Title: When Pachamama is Left Hungry: Healing and Misfortune in the Atacama Desert

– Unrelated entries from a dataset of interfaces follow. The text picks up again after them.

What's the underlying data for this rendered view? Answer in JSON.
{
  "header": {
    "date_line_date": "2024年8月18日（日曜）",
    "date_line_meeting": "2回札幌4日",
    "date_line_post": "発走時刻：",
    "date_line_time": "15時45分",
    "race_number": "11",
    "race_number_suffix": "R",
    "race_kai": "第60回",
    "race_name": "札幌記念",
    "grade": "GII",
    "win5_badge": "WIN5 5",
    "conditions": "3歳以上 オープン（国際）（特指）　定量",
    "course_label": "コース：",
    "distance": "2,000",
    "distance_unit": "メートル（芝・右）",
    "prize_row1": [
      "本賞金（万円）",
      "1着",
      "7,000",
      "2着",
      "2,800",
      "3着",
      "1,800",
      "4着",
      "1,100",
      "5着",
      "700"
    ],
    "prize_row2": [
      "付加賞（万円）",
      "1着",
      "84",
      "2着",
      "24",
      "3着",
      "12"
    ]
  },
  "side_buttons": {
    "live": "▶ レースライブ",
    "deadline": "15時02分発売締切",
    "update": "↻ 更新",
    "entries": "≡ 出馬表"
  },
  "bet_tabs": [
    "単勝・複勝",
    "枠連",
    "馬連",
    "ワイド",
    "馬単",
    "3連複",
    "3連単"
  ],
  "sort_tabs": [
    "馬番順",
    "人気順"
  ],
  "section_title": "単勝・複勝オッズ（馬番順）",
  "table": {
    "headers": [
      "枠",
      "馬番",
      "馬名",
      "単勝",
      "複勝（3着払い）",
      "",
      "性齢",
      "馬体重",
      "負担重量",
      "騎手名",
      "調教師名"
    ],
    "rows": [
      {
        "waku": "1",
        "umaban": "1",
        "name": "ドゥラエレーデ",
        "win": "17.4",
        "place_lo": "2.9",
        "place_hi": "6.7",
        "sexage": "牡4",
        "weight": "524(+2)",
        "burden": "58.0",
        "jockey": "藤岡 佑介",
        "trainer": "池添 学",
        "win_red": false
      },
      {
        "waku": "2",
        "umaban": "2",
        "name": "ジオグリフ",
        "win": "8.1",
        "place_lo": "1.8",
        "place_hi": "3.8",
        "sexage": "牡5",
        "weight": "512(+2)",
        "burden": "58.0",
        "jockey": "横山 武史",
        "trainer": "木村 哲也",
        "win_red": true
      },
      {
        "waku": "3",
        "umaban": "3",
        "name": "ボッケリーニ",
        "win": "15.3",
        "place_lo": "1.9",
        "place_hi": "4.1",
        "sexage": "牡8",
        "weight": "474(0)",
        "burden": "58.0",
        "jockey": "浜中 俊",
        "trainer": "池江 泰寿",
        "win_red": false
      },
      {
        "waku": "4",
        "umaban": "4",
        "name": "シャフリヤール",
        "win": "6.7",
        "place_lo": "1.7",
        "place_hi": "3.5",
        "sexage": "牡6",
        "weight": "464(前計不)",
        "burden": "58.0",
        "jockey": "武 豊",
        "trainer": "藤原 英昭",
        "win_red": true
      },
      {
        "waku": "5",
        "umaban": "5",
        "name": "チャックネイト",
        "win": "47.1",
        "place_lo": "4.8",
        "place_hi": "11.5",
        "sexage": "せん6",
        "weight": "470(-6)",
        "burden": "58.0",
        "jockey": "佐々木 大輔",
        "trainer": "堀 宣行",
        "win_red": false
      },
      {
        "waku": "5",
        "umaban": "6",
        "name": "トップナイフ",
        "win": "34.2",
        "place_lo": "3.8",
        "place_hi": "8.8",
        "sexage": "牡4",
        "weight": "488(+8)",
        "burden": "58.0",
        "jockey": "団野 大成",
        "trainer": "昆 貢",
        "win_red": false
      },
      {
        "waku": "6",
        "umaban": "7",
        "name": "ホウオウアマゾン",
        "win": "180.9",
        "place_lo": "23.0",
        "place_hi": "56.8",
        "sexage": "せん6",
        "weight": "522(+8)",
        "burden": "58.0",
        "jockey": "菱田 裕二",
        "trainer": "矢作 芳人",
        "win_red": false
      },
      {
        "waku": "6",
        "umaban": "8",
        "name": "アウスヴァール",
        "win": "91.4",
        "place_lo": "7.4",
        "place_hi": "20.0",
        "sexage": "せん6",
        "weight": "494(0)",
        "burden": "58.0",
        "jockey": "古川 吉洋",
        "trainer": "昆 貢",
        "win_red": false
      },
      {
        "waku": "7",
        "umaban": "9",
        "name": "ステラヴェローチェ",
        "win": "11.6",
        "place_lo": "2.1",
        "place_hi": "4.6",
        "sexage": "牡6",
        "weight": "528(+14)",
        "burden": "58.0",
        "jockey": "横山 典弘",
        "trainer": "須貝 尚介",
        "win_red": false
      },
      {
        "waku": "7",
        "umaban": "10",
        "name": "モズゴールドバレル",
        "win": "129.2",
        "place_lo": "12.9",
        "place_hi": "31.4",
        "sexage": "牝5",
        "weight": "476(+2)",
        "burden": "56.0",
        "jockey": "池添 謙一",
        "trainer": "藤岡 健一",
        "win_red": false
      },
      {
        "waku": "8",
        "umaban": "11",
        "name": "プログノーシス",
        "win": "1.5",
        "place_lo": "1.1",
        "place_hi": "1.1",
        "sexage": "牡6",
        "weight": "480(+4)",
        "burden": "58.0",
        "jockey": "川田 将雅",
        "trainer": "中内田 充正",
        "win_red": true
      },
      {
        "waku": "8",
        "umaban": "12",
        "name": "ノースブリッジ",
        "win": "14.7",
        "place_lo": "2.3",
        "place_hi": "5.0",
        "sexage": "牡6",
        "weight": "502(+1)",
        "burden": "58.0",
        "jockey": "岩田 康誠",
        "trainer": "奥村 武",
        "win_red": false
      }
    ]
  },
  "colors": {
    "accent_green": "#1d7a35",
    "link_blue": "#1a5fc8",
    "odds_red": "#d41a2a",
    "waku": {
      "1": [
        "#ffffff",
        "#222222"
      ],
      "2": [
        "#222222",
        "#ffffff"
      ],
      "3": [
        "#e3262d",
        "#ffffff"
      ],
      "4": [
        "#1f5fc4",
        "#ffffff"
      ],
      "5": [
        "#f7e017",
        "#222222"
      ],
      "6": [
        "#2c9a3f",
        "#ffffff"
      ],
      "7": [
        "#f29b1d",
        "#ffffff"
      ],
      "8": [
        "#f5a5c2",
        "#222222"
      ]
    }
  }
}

Abstract: Culture helps humans visualize the ties between their health and the environment and is closely tied to the adaptations they consequently employ. This talk explores strategies adopted by Atacameño indigenous people to attain health and protect themselves from misfortune, in the mining city of Calama in northern Chile. My interest in documenting Atacameño understandings of healing and misfortune was triggered by several fieldwork experiences (2007, 2014, 2015 & 2017) in which some of their stories were documented. Their narratives centered on the theme of events involving the death of a loved one, a serious illness such as cancer, or inability to get pregnant, to name a few, and how those women or men rarely searched initially for help from a medical doctor as their only option. Most of the narratives pointed to the Atacameño people’s attempts at protecting themselves with the help of traditional indigenous healers, locally called Yatiri. A Yatiriis a ritual specialist that knows how to use medicinal plants. She or usually he is also a visionary able to see through the reading of coca leafs. My work for a number of years has emphasized Atacameño understandings of the environment and its resources. In addressing the new question of ritual failure in this research, I imagined I might be moving in a new direction. Yet, just when I thought I was moving away from the environment as my core unit of analysis, I found myself back there again. Health and wellness among Atacameños is not attained by exercising 150 minutes per week, eating organic food, doing yoga, and meditating. Rather it’s secured by being mindfully aware of your obligation to reciprocate with nature or the earth-beings and give them due respect through regular ritual payments or pagos. So, what can these stories teach us about well-being, misfortune and the environment among Atacameño indigenous peoples? At the very minimum,Atacameños’ view of nature is a reminder that other societies do not center their attention on the dominant Western view that privileges human dominance over nature (implying an artificial human-nature divide), but on the contrary, they recognize nature’s influence on human existence, and the role of culture in the balance of nature and social relations.